This weed highly resembles grass and is pretty difficult to deal with since it spreads via underground rhizomes and seeds.
How To Get Rid Of Quackgrass
The best elimination method is crowding it by growing a thick lawn, but should it emerge before your yard is fully established, apply herbicides directly on quackgrass.
9. Smooth Bromegrass (Bromus inermis)
This perennial, high-adaptable weed is pretty tough to get rid of because it’s hard and will effortlessly take over a thin lawn.
Nonetheless, the rhizome-promulgating weed offers great ground cover because of its tight root system and robust growth and makes excellent hay.
How to Eliminate Smooth Bromegrass
Control this weed by crowding it with a thick lawn, but if that fails, apply herbicides to it directly.
10. Alexandergrass (Brachiaria plantaginea)
It’s a perennial weed called creeping signalgrass or tropical signalgrass, and it resembles St. Augustine. It can easily choke out your lawn if uncontrolled due to its robust growth.
How To Get Rid Of Alexandergrass
Since there are no herbicides capable of killing alexandergrass, get rid of it by burning it with baking soda, dig it up, then replant the area with good grass.
11. Yellow Salsify (Tragopogon dubius)
This grass-like weed thrives in sunny areas, producing yellow flowers in summer and large puffballs as fall dawns. The perennial or biennial plant can grow up to 3 ft tall and 2 ft wide.
How to get rid of yellow salsify
Prevent this weed from taking root through mulch beds. You can also uproot it by hand.
12. Johnson Grass (Sorghum halepense)
It’s a noxious and invasive weed that spreads via rhizomes and seeds and can easily plague your lawn.
How To Eliminate Johnsongrass
Get rid of johnsongrass from your lawn by applying herbicides.
13. Creeping Bentgrass (Agrostis stolonifera)
The weed is blueish-green and prevalent in golf courses but can also grow on your lawn. Creeping bentgrass makes your yard unsightly, infects the lawn with dollar spot look, and makes it patchy.
How to get rid of creeping bentgrass
Eliminate this unwanted grass type from your lawn using herbicides. The commonly used treatment is Tenacity.
14. Carpetgrass (Axonopus fissifolius)
How to Eliminate Carpetgrass
Growing a thick, healthy lawn prevents carpetgrass invasion, while herbicides will kill them.
15. Goosegrass (Eleusine indica)
This weed grows in lawns in early summer and late spring, and it’s usually confused with crabgrass, but it’s finger-shaped and has a head.
How to Eliminate Goosegrass
You can pull this weed with a tiny trowel or by hand. Another solution is using a pre-emergent herbicide.
How to tell the difference between grass and weeds
It’s easy to differentiate broadleaf weeds (they are big and sometimes resemble flowers) from the grass because they don’t look alike.
However, the same can’t be said about grassy weeds, but you can still detect their presence on your lawn.
Weeds can make your lawn appear disheveled and patchy, and they can grow thorns.

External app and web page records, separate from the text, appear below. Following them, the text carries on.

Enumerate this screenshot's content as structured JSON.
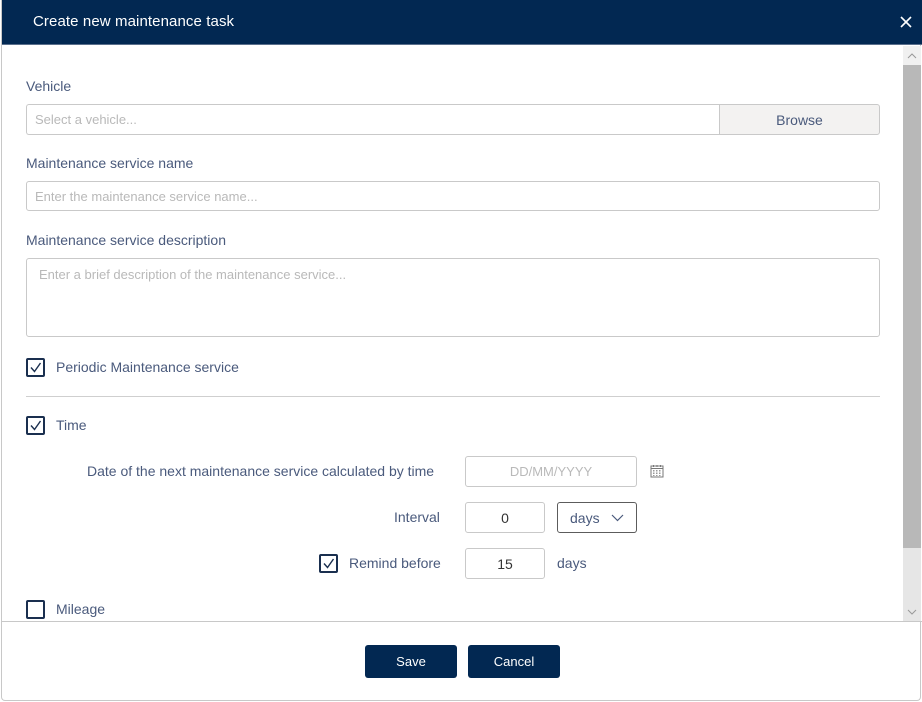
{
  "dialog": {
    "title": "Create new maintenance task",
    "close_icon": "close-icon"
  },
  "vehicle": {
    "label": "Vehicle",
    "placeholder": "Select a vehicle...",
    "value": "",
    "browse_label": "Browse"
  },
  "service_name": {
    "label": "Maintenance service name",
    "placeholder": "Enter the maintenance service name...",
    "value": ""
  },
  "service_description": {
    "label": "Maintenance service description",
    "placeholder": "Enter a brief description of the maintenance service...",
    "value": ""
  },
  "periodic": {
    "label": "Periodic Maintenance service",
    "checked": true
  },
  "time": {
    "label": "Time",
    "checked": true,
    "next_date": {
      "label": "Date of the next maintenance service calculated by time",
      "placeholder": "DD/MM/YYYY",
      "value": "",
      "icon": "calendar-icon"
    },
    "interval": {
      "label": "Interval",
      "value": "0",
      "unit_selected": "days"
    },
    "remind_before": {
      "label": "Remind before",
      "checked": true,
      "value": "15",
      "unit": "days"
    }
  },
  "mileage": {
    "label": "Mileage",
    "checked": false
  },
  "footer": {
    "save_label": "Save",
    "cancel_label": "Cancel"
  },
  "colors": {
    "header_bg": "#022852",
    "primary_button": "#022852",
    "label_text": "#4a5a7c",
    "placeholder_text": "#b9b9b9"
  }
}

Moreover, if the plant sprouting out of your yard in patches doesn’t look like the grass you planted, they are likely weeds.

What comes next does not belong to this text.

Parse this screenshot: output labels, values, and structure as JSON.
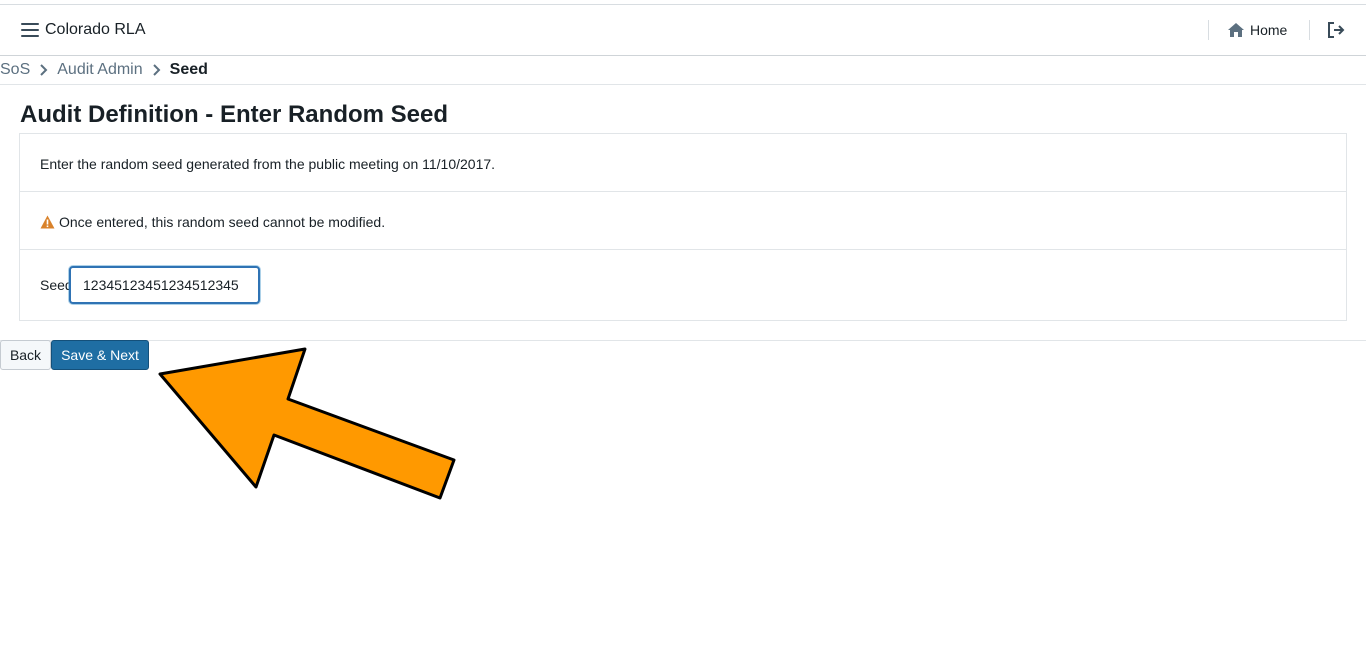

Different types of weeds that look like grass can easily invade your lawn, and detecting their presence can be challenging. However, it’s not impossible so monitor your yard correctly, pay attention to unwanted plants, and adopt effective weed control strategies.
Here is a list of 15 Common Weeds that Look Like Grass in Your Lawn:
- Annual bluegrass
- Ryegrass (annual)
- Slender Rush
- Wild Garlic and Onion
- Tall Fescue
- Smooth Bromegrass
- Alexander grass
- Yellow Salsify
- Johnson grass.
Sources and References
- UMass Extension Turf Program – Biology and Management of Crabgrass
- Clemson Extension Home & Garden Information Center – Nutsedge
- University of Missouri’s Integrated Pest Management – Foxtails
Hey there, I’m Derek Schew, a writer for Lawnholic.com, where we cover everything and anything related to lawns. As someone who’s spent countless hours tending to my own lawn, I’m passionate about sharing my knowledge and helping others achieve the perfect yard. From lawn care tips to product reviews, I’m committed to providing our readers with the most accurate and up-to-date information available. So whether you’re a seasoned lawn enthusiast or just getting started, I invite you to join our community and discover the joys of a lush, green lawn.